## Exercise directions
Scan the data below for lines containing the string "icon" and give only how many there are.

*** Opening of Data to use ***

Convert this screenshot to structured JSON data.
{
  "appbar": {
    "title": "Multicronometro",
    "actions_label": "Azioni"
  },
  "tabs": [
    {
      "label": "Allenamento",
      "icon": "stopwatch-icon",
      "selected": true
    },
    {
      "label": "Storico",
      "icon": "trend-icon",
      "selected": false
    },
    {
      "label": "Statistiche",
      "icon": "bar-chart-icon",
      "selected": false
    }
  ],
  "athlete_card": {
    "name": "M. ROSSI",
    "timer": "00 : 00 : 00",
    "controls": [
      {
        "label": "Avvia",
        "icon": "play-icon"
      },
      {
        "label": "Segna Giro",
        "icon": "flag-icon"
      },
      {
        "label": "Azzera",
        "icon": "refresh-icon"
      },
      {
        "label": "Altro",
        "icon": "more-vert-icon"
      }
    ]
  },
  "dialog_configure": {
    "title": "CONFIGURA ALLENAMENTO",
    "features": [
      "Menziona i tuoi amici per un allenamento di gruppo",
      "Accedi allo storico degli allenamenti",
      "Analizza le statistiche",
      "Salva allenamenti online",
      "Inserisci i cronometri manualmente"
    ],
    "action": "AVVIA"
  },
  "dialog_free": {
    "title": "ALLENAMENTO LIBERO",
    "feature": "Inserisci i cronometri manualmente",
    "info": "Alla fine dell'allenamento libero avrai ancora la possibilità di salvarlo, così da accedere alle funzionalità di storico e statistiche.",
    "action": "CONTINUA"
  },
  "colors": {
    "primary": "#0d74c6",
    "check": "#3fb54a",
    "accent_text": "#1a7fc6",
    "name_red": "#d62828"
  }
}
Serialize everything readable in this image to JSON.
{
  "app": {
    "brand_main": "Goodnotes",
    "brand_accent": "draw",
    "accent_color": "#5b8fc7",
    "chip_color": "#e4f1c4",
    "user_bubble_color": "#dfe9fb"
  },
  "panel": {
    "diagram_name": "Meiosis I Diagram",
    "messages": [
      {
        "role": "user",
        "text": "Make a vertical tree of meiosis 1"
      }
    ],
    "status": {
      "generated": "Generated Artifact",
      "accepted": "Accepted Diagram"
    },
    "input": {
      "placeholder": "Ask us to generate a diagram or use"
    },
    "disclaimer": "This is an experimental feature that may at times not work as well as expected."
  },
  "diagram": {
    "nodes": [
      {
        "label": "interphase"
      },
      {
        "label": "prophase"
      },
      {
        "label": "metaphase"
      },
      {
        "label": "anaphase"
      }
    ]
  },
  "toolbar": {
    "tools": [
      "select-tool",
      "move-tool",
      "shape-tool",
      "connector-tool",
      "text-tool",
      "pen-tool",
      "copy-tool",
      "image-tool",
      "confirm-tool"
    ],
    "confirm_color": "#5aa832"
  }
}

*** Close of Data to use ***

## Response area
7